Beyond that, she noted that libraries keep children safe from substance abuse, promote literacy and education, and provide the resources necessary to educate a society well enough to keep abreast with the rest of the world.
“Through information and knowledge a society becomes rich in ideas.”
Ankomah Antwi Boasiako
“I am a field worker with Michael Lapsley Foundation Ghana. As a field worker, my primary role to collect information, assess the progress of our beneficiary libraries and report back to authorities for necessary remedies. My role as a field worker, has afforded me the opportunity to engage and interact with my many school librarians about the impact of the library to their schools. The outcome has been overwhelming; for schools that lacked teaching and learning materials, the library books from ALP, had been their main source of learning materials. Teachers also used some of our books as source of reference in teaching their children. Children who hitherto were having difficulty in reading can now read because they have access to library books. My experience with ALP has been an awesome one.”
Gordon Oyier is a teacher-librarian at Masara Primary in Kenya. His school has a total of 1343 books shared among 900 students, 21 teachers, and 237 community members.
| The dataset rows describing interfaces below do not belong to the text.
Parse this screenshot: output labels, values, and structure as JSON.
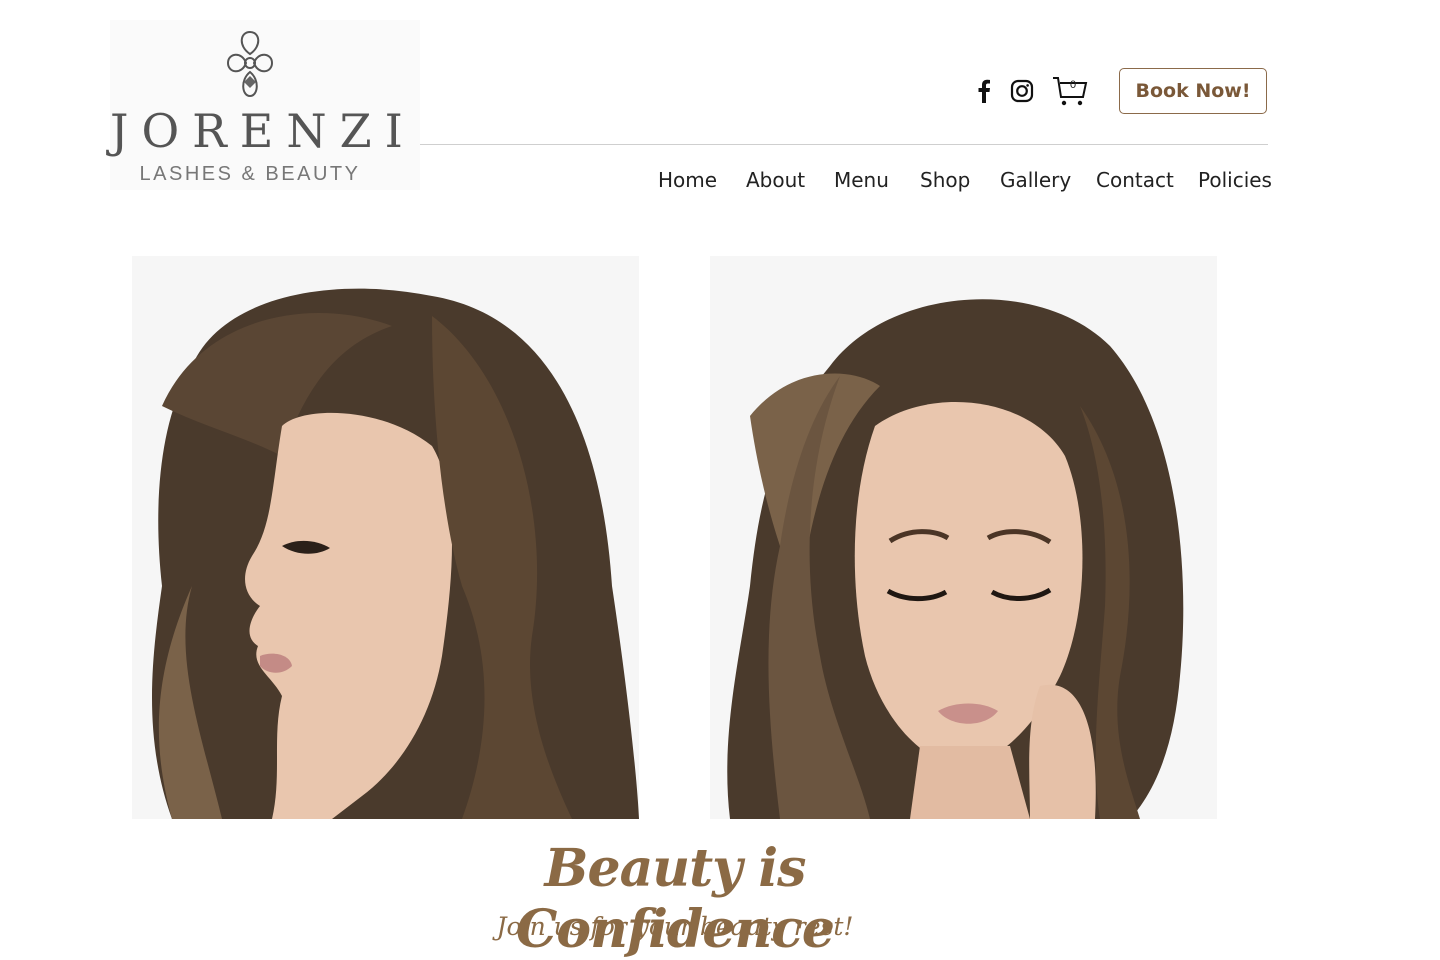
{
  "brand": {
    "name": "JORENZI",
    "tagline": "LASHES & BEAUTY"
  },
  "header": {
    "social": [
      "facebook-icon",
      "instagram-icon"
    ],
    "cart_count": "0",
    "book_label": "Book Now!"
  },
  "nav": {
    "items": [
      "Home",
      "About",
      "Menu",
      "Shop",
      "Gallery",
      "Contact",
      "Policies"
    ]
  },
  "hero": {
    "headline": "Beauty is Confidence",
    "subline": "Join us for your beauty rest!"
  },
  "colors": {
    "accent": "#8b6a45",
    "hair": "#4a3a2c",
    "skin": "#e9c6ae"
  }
}
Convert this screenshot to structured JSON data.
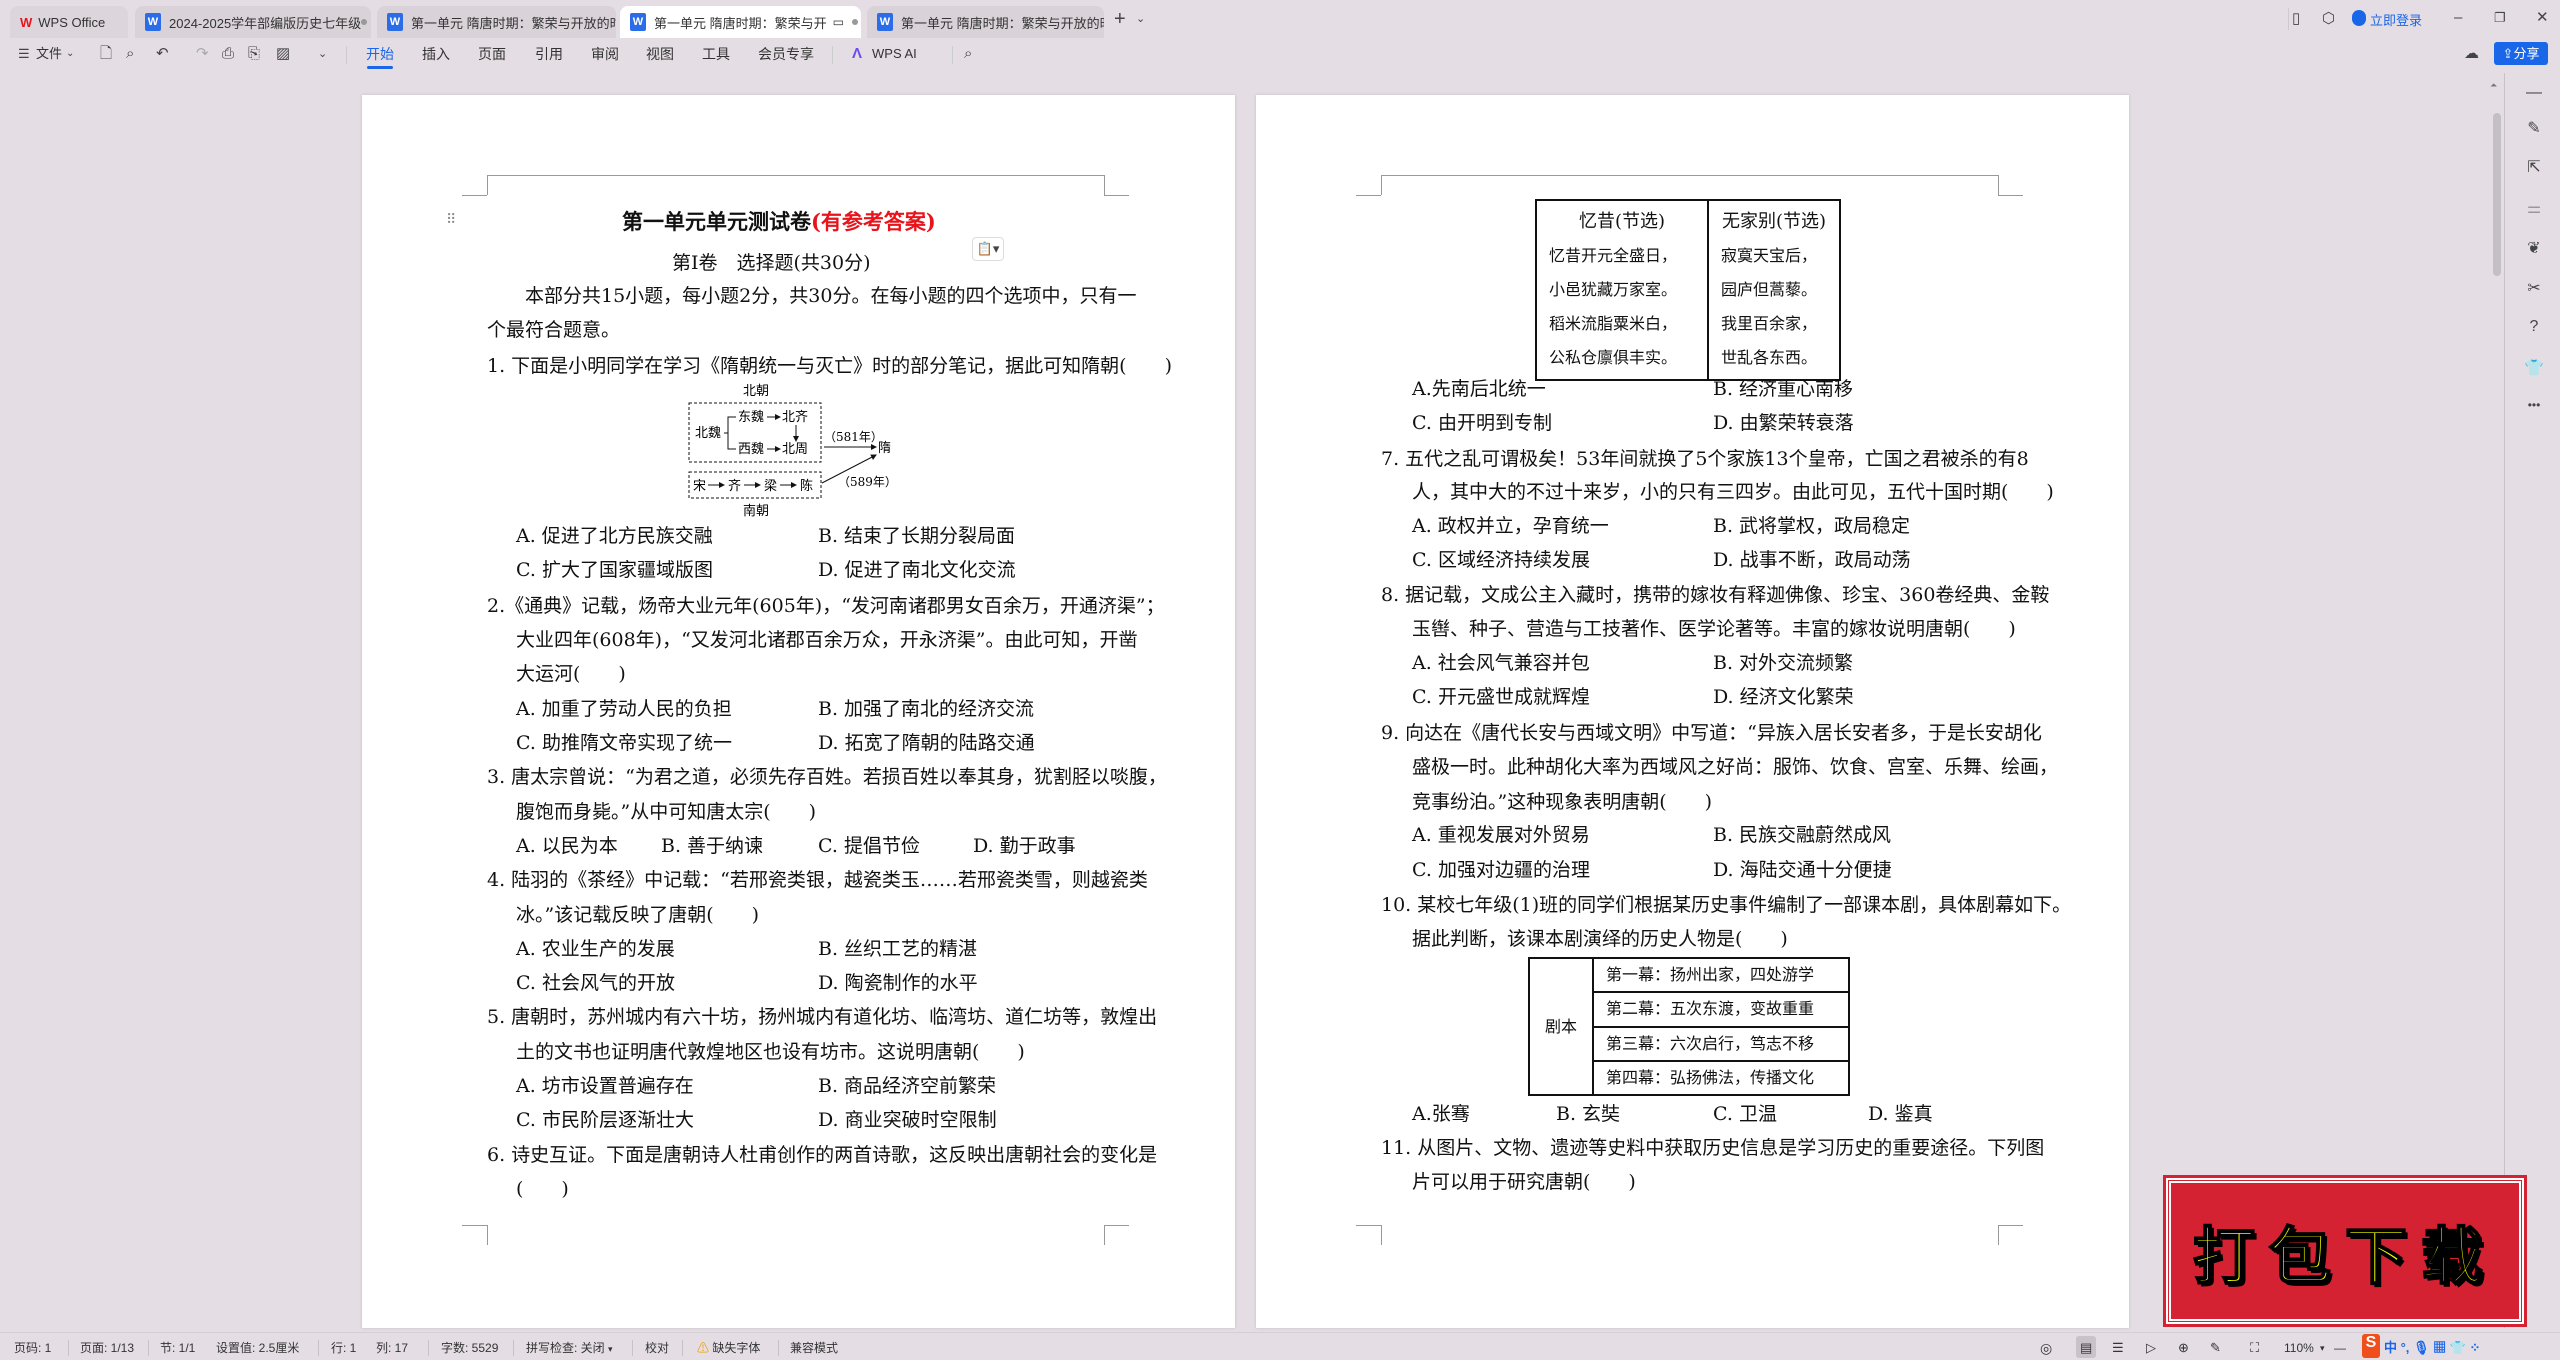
{
  "titlebar": {
    "app_tab": "WPS Office",
    "tabs": [
      {
        "label": "2024-2025学年部编版历史七年级",
        "active": false
      },
      {
        "label": "第一单元 隋唐时期：繁荣与开放的时代",
        "active": false
      },
      {
        "label": "第一单元 隋唐时期：繁荣与开",
        "active": true
      },
      {
        "label": "第一单元 隋唐时期：繁荣与开放的时代",
        "active": false
      }
    ],
    "new_tab": "+",
    "login": "立即登录",
    "share": "分享"
  },
  "ribbon": {
    "file": "文件",
    "tabs": [
      "开始",
      "插入",
      "页面",
      "引用",
      "审阅",
      "视图",
      "工具",
      "会员专享"
    ],
    "active_tab": "开始",
    "ai": "WPS AI"
  },
  "left_page": {
    "title": "第一单元单元测试卷",
    "title_note": "(有参考答案)",
    "section": "第Ⅰ卷　选择题(共30分)",
    "intro": [
      "本部分共15小题，每小题2分，共30分。在每小题的四个选项中，只有一",
      "个最符合题意。"
    ],
    "q1": {
      "stem": "1. 下面是小明同学在学习《隋朝统一与灭亡》时的部分笔记，据此可知隋朝(　　)",
      "diagram": {
        "north": "北朝",
        "south": "南朝",
        "beiwei": "北魏",
        "dongwei": "东魏",
        "beiqi": "北齐",
        "xiwei": "西魏",
        "beizhou": "北周",
        "y581": "（581年）",
        "y589": "（589年）",
        "sui": "隋",
        "song": "宋",
        "qi": "齐",
        "liang": "梁",
        "chen": "陈"
      },
      "A": "A.  促进了北方民族交融",
      "B": "B.  结束了长期分裂局面",
      "C": "C.  扩大了国家疆域版图",
      "D": "D.  促进了南北文化交流"
    },
    "q2": {
      "lines": [
        "2.《通典》记载，炀帝大业元年(605年)，“发河南诸郡男女百余万，开通济渠”；",
        "大业四年(608年)，“又发河北诸郡百余万众，开永济渠”。由此可知，开凿",
        "大运河(　　)"
      ],
      "A": "A.  加重了劳动人民的负担",
      "B": "B.  加强了南北的经济交流",
      "C": "C.  助推隋文帝实现了统一",
      "D": "D.  拓宽了隋朝的陆路交通"
    },
    "q3": {
      "lines": [
        "3. 唐太宗曾说：“为君之道，必须先存百姓。若损百姓以奉其身，犹割胫以啖腹，",
        "腹饱而身毙。”从中可知唐太宗(　　)"
      ],
      "A": "A.  以民为本",
      "B": "B.  善于纳谏",
      "C": "C.  提倡节俭",
      "D": "D.  勤于政事"
    },
    "q4": {
      "lines": [
        "4. 陆羽的《茶经》中记载：“若邢瓷类银，越瓷类玉……若邢瓷类雪，则越瓷类",
        "冰。”该记载反映了唐朝(　　)"
      ],
      "A": "A.  农业生产的发展",
      "B": "B.  丝织工艺的精湛",
      "C": "C.  社会风气的开放",
      "D": "D.  陶瓷制作的水平"
    },
    "q5": {
      "lines": [
        "5. 唐朝时，苏州城内有六十坊，扬州城内有道化坊、临湾坊、道仁坊等，敦煌出",
        "土的文书也证明唐代敦煌地区也设有坊市。这说明唐朝(　　)"
      ],
      "A": "A.  坊市设置普遍存在",
      "B": "B.  商品经济空前繁荣",
      "C": "C.  市民阶层逐渐壮大",
      "D": "D.  商业突破时空限制"
    },
    "q6": {
      "lines": [
        "6. 诗史互证。下面是唐朝诗人杜甫创作的两首诗歌，这反映出唐朝社会的变化是",
        "(　　)"
      ]
    }
  },
  "right_page": {
    "poems": [
      {
        "title": "忆昔(节选)",
        "lines": [
          "忆昔开元全盛日，",
          "小邑犹藏万家室。",
          "稻米流脂粟米白，",
          "公私仓廪俱丰实。"
        ]
      },
      {
        "title": "无家别(节选)",
        "lines": [
          "寂寞天宝后，",
          "园庐但蒿藜。",
          "我里百余家，",
          "世乱各东西。"
        ]
      }
    ],
    "q6_options": {
      "A": "A.先南后北统一",
      "B": "B.  经济重心南移",
      "C": "C.  由开明到专制",
      "D": "D.  由繁荣转衰落"
    },
    "q7": {
      "lines": [
        "7.  五代之乱可谓极矣！53年间就换了5个家族13个皇帝，亡国之君被杀的有8",
        "人，其中大的不过十来岁，小的只有三四岁。由此可见，五代十国时期(　　)"
      ],
      "A": "A.  政权并立，孕育统一",
      "B": "B.  武将掌权，政局稳定",
      "C": "C.  区域经济持续发展",
      "D": "D.  战事不断，政局动荡"
    },
    "q8": {
      "lines": [
        "8. 据记载，文成公主入藏时，携带的嫁妆有释迦佛像、珍宝、360卷经典、金鞍",
        "玉辔、种子、营造与工技著作、医学论著等。丰富的嫁妆说明唐朝(　　)"
      ],
      "A": "A.  社会风气兼容并包",
      "B": "B.  对外交流频繁",
      "C": "C.  开元盛世成就辉煌",
      "D": "D.  经济文化繁荣"
    },
    "q9": {
      "lines": [
        "9. 向达在《唐代长安与西域文明》中写道：“异族入居长安者多，于是长安胡化",
        "盛极一时。此种胡化大率为西域风之好尚：服饰、饮食、宫室、乐舞、绘画，",
        "竞事纷泊。”这种现象表明唐朝(　　)"
      ],
      "A": "A.  重视发展对外贸易",
      "B": "B.  民族交融蔚然成风",
      "C": "C.  加强对边疆的治理",
      "D": "D.  海陆交通十分便捷"
    },
    "q10": {
      "lines": [
        "10. 某校七年级(1)班的同学们根据某历史事件编制了一部课本剧，具体剧幕如下。",
        "据此判断，该课本剧演绎的历史人物是(　　)"
      ],
      "table_label": "剧本",
      "acts": [
        "第一幕：扬州出家，四处游学",
        "第二幕：五次东渡，变故重重",
        "第三幕：六次启行，笃志不移",
        "第四幕：弘扬佛法，传播文化"
      ],
      "A": "A.张骞",
      "B": "B.  玄奘",
      "C": "C.  卫温",
      "D": "D.  鉴真"
    },
    "q11": {
      "lines": [
        "11.  从图片、文物、遗迹等史料中获取历史信息是学习历史的重要途径。下列图",
        "片可以用于研究唐朝(　　)"
      ]
    }
  },
  "stamp": "打包下载",
  "statusbar": {
    "page_no": "页码: 1",
    "pages": "页面: 1/13",
    "section": "节: 1/1",
    "setting": "设置值: 2.5厘米",
    "row": "行: 1",
    "col": "列: 17",
    "words": "字数: 5529",
    "spell": "拼写检查: 关闭",
    "proof": "校对",
    "missing_font": "缺失字体",
    "compat": "兼容模式",
    "zoom": "110%"
  },
  "colors": {
    "accent": "#1a66e8",
    "title_red": "#e8141c",
    "stamp_red": "#d42232",
    "stamp_yellow": "#f5ff00",
    "background": "#e4dee4"
  }
}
We asked him about his work in library services, and he had this to say:
“Library services is my greatest passion and hobby as I am very excited and greatly moved to see learners happily interact with their books, get time to gain knowledge and insight on factual issues as well as read their books for immense enjoyment and relaxation. It is indeed my mission to make our school and the entire community book lovers and greater reader. I believe with books our community is equipped with knowledge, informed, entertained and transformed into a society that is better to live in. It’s my dream to see a whole generation that loves books and reading; Certainly, I believe it’s achievable.”
“Hello, my name is Constance Thawale. I am an assistant teacher librarian at Luntha Day Secondary School in Zomba District, Malawi.Working in the library is really fun though quite a challenge. However, the beauty comes when I get to convince my students to come and read books for knowledge’s sake. And there’s been a growing number of students who have shown interest in reading books.
My experience with African Library Project has been quite amazing. I was glad that the books that our school received were not just classroom-based but books of stories being told of different cultures and personalities. The books are colourful and fun to read as such they catch the attention of the reader.
A library is essential in a school setting. The books also help learners to improve their English vocabulary considering it as a second language to Malawian students. The books also help learners to learn various aspects which are different from their culture.”
“I am Cuthbert Gondwe, a teacher-librarian at Kwakupokera CDSD in Northern Education Division in Malawi. As a library teacher, I am responsible for day to day running of the library and supervising library prefects who assist me in running the library. I also teach Biology and Chemistry.
I am interested in helping learners to access books and guiding them on how to care for books given to them. I help them to understand and appreciate that the library is there to promote a reading culture and eventually enrich their knowledge. I have learned a lot working with ALP, and I expect more from it especially in the provision of more modern books for learners.”
Elizabeth is a teacher-librarian from Sare Primary School in Kenya. Before receiving books from ALP, Sare Primary had only 100 books in their library. Now their library is shared among over 1000 students, 30 teachers, and 100 community members. “I do library services in our school with passion because I love to help our students, the community and teachers to love read books since it’s the backbone of knowledge.”